▶ EXERCISE OBJECTIVE: Reply with each record repeated exactly.
◆ ◆ ◆
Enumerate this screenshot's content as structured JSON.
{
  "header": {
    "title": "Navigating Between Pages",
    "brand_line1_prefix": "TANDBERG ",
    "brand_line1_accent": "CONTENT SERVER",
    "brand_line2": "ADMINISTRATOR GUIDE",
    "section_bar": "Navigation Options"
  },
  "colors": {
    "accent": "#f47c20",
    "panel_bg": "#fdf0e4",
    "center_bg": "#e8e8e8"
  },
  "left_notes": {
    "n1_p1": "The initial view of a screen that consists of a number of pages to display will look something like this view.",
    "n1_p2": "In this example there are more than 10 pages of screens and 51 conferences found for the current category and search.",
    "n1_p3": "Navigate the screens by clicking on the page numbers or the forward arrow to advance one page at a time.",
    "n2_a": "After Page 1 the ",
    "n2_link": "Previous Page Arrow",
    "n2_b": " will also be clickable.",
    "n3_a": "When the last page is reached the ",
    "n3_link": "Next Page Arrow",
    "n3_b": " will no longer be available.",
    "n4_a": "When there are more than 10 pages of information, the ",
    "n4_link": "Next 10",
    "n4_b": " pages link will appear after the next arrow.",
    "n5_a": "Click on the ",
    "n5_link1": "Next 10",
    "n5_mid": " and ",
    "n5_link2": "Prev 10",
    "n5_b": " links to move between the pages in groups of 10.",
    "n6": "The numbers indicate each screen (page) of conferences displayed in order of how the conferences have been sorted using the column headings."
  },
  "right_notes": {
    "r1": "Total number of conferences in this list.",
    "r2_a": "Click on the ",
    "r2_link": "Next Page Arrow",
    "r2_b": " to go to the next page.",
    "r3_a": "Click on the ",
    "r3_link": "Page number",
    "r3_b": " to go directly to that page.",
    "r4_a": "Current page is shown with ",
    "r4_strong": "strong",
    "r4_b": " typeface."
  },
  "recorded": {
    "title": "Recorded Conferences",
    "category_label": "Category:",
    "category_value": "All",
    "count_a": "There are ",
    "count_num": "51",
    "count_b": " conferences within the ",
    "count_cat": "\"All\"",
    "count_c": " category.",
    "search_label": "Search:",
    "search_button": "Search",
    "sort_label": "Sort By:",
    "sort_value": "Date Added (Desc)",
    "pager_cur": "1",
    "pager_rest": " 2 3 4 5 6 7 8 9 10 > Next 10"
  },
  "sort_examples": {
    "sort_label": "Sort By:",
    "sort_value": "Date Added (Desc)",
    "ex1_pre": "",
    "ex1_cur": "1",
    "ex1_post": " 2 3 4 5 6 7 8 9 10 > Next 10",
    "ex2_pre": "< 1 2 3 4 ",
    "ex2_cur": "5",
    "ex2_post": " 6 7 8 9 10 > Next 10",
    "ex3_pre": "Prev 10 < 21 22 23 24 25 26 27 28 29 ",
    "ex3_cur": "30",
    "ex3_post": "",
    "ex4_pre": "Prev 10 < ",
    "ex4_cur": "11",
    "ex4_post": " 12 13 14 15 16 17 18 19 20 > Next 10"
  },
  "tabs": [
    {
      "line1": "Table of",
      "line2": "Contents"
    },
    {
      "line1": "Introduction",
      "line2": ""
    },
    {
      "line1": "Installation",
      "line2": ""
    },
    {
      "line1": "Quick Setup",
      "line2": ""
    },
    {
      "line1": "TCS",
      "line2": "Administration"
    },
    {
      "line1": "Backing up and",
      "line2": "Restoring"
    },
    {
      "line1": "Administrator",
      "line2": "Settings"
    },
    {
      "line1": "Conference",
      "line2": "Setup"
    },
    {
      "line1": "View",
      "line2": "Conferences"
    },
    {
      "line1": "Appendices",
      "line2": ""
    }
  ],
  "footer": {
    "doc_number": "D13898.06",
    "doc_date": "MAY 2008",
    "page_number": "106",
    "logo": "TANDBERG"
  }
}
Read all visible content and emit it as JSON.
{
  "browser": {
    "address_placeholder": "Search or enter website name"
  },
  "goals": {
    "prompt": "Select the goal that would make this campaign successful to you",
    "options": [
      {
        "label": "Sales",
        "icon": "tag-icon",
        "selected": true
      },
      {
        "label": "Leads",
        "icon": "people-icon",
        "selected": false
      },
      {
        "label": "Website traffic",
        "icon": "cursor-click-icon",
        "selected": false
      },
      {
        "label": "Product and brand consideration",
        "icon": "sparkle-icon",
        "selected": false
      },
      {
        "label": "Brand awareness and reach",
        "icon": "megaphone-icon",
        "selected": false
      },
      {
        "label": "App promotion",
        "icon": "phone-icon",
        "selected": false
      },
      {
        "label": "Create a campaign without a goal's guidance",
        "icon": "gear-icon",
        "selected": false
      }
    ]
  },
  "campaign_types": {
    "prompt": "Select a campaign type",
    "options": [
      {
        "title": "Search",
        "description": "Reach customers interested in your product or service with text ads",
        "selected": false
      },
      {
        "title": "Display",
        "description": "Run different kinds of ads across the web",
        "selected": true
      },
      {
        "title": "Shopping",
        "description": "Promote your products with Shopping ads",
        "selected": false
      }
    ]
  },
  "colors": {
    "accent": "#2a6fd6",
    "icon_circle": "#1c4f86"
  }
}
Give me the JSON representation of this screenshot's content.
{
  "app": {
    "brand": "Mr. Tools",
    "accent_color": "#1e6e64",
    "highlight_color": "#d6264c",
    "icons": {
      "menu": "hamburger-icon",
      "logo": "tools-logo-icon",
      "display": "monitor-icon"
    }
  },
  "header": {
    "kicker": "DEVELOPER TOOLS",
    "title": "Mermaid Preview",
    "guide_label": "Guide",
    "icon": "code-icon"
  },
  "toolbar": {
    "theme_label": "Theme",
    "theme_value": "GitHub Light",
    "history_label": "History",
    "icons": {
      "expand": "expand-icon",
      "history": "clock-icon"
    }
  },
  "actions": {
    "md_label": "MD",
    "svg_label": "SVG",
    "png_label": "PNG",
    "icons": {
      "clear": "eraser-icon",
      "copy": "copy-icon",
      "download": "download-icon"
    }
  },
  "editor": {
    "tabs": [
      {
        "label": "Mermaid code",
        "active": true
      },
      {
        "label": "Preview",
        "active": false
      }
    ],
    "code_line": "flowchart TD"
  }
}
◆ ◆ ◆
▶ WRITTEN ANSWER:
Enumerate this screenshot's content as structured JSON.
{
  "header": {
    "title": "Navigating Between Pages",
    "brand_line1_prefix": "TANDBERG ",
    "brand_line1_accent": "CONTENT SERVER",
    "brand_line2": "ADMINISTRATOR GUIDE",
    "section_bar": "Navigation Options"
  },
  "colors": {
    "accent": "#f47c20",
    "panel_bg": "#fdf0e4",
    "center_bg": "#e8e8e8"
  },
  "left_notes": {
    "n1_p1": "The initial view of a screen that consists of a number of pages to display will look something like this view.",
    "n1_p2": "In this example there are more than 10 pages of screens and 51 conferences found for the current category and search.",
    "n1_p3": "Navigate the screens by clicking on the page numbers or the forward arrow to advance one page at a time.",
    "n2_a": "After Page 1 the ",
    "n2_link": "Previous Page Arrow",
    "n2_b": " will also be clickable.",
    "n3_a": "When the last page is reached the ",
    "n3_link": "Next Page Arrow",
    "n3_b": " will no longer be available.",
    "n4_a": "When there are more than 10 pages of information, the ",
    "n4_link": "Next 10",
    "n4_b": " pages link will appear after the next arrow.",
    "n5_a": "Click on the ",
    "n5_link1": "Next 10",
    "n5_mid": " and ",
    "n5_link2": "Prev 10",
    "n5_b": " links to move between the pages in groups of 10.",
    "n6": "The numbers indicate each screen (page) of conferences displayed in order of how the conferences have been sorted using the column headings."
  },
  "right_notes": {
    "r1": "Total number of conferences in this list.",
    "r2_a": "Click on the ",
    "r2_link": "Next Page Arrow",
    "r2_b": " to go to the next page.",
    "r3_a": "Click on the ",
    "r3_link": "Page number",
    "r3_b": " to go directly to that page.",
    "r4_a": "Current page is shown with ",
    "r4_strong": "strong",
    "r4_b": " typeface."
  },
  "recorded": {
    "title": "Recorded Conferences",
    "category_label": "Category:",
    "category_value": "All",
    "count_a": "There are ",
    "count_num": "51",
    "count_b": " conferences within the ",
    "count_cat": "\"All\"",
    "count_c": " category.",
    "search_label": "Search:",
    "search_button": "Search",
    "sort_label": "Sort By:",
    "sort_value": "Date Added (Desc)",
    "pager_cur": "1",
    "pager_rest": " 2 3 4 5 6 7 8 9 10 > Next 10"
  },
  "sort_examples": {
    "sort_label": "Sort By:",
    "sort_value": "Date Added (Desc)",
    "ex1_pre": "",
    "ex1_cur": "1",
    "ex1_post": " 2 3 4 5 6 7 8 9 10 > Next 10",
    "ex2_pre": "< 1 2 3 4 ",
    "ex2_cur": "5",
    "ex2_post": " 6 7 8 9 10 > Next 10",
    "ex3_pre": "Prev 10 < 21 22 23 24 25 26 27 28 29 ",
    "ex3_cur": "30",
    "ex3_post": "",
    "ex4_pre": "Prev 10 < ",
    "ex4_cur": "11",
    "ex4_post": " 12 13 14 15 16 17 18 19 20 > Next 10"
  },
  "tabs": [
    {
      "line1": "Table of",
      "line2": "Contents"
    },
    {
      "line1": "Introduction",
      "line2": ""
    },
    {
      "line1": "Installation",
      "line2": ""
    },
    {
      "line1": "Quick Setup",
      "line2": ""
    },
    {
      "line1": "TCS",
      "line2": "Administration"
    },
    {
      "line1": "Backing up and",
      "line2": "Restoring"
    },
    {
      "line1": "Administrator",
      "line2": "Settings"
    },
    {
      "line1": "Conference",
      "line2": "Setup"
    },
    {
      "line1": "View",
      "line2": "Conferences"
    },
    {
      "line1": "Appendices",
      "line2": ""
    }
  ],
  "footer": {
    "doc_number": "D13898.06",
    "doc_date": "MAY 2008",
    "page_number": "106",
    "logo": "TANDBERG"
  }
}
Read all visible content and emit it as JSON.
{
  "browser": {
    "address_placeholder": "Search or enter website name"
  },
  "goals": {
    "prompt": "Select the goal that would make this campaign successful to you",
    "options": [
      {
        "label": "Sales",
        "icon": "tag-icon",
        "selected": true
      },
      {
        "label": "Leads",
        "icon": "people-icon",
        "selected": false
      },
      {
        "label": "Website traffic",
        "icon": "cursor-click-icon",
        "selected": false
      },
      {
        "label": "Product and brand consideration",
        "icon": "sparkle-icon",
        "selected": false
      },
      {
        "label": "Brand awareness and reach",
        "icon": "megaphone-icon",
        "selected": false
      },
      {
        "label": "App promotion",
        "icon": "phone-icon",
        "selected": false
      },
      {
        "label": "Create a campaign without a goal's guidance",
        "icon": "gear-icon",
        "selected": false
      }
    ]
  },
  "campaign_types": {
    "prompt": "Select a campaign type",
    "options": [
      {
        "title": "Search",
        "description": "Reach customers interested in your product or service with text ads",
        "selected": false
      },
      {
        "title": "Display",
        "description": "Run different kinds of ads across the web",
        "selected": true
      },
      {
        "title": "Shopping",
        "description": "Promote your products with Shopping ads",
        "selected": false
      }
    ]
  },
  "colors": {
    "accent": "#2a6fd6",
    "icon_circle": "#1c4f86"
  }
}
Give me the JSON representation of this screenshot's content.
{
  "app": {
    "brand": "Mr. Tools",
    "accent_color": "#1e6e64",
    "highlight_color": "#d6264c",
    "icons": {
      "menu": "hamburger-icon",
      "logo": "tools-logo-icon",
      "display": "monitor-icon"
    }
  },
  "header": {
    "kicker": "DEVELOPER TOOLS",
    "title": "Mermaid Preview",
    "guide_label": "Guide",
    "icon": "code-icon"
  },
  "toolbar": {
    "theme_label": "Theme",
    "theme_value": "GitHub Light",
    "history_label": "History",
    "icons": {
      "expand": "expand-icon",
      "history": "clock-icon"
    }
  },
  "actions": {
    "md_label": "MD",
    "svg_label": "SVG",
    "png_label": "PNG",
    "icons": {
      "clear": "eraser-icon",
      "copy": "copy-icon",
      "download": "download-icon"
    }
  },
  "editor": {
    "tabs": [
      {
        "label": "Mermaid code",
        "active": true
      },
      {
        "label": "Preview",
        "active": false
      }
    ],
    "code_line": "flowchart TD"
  }
}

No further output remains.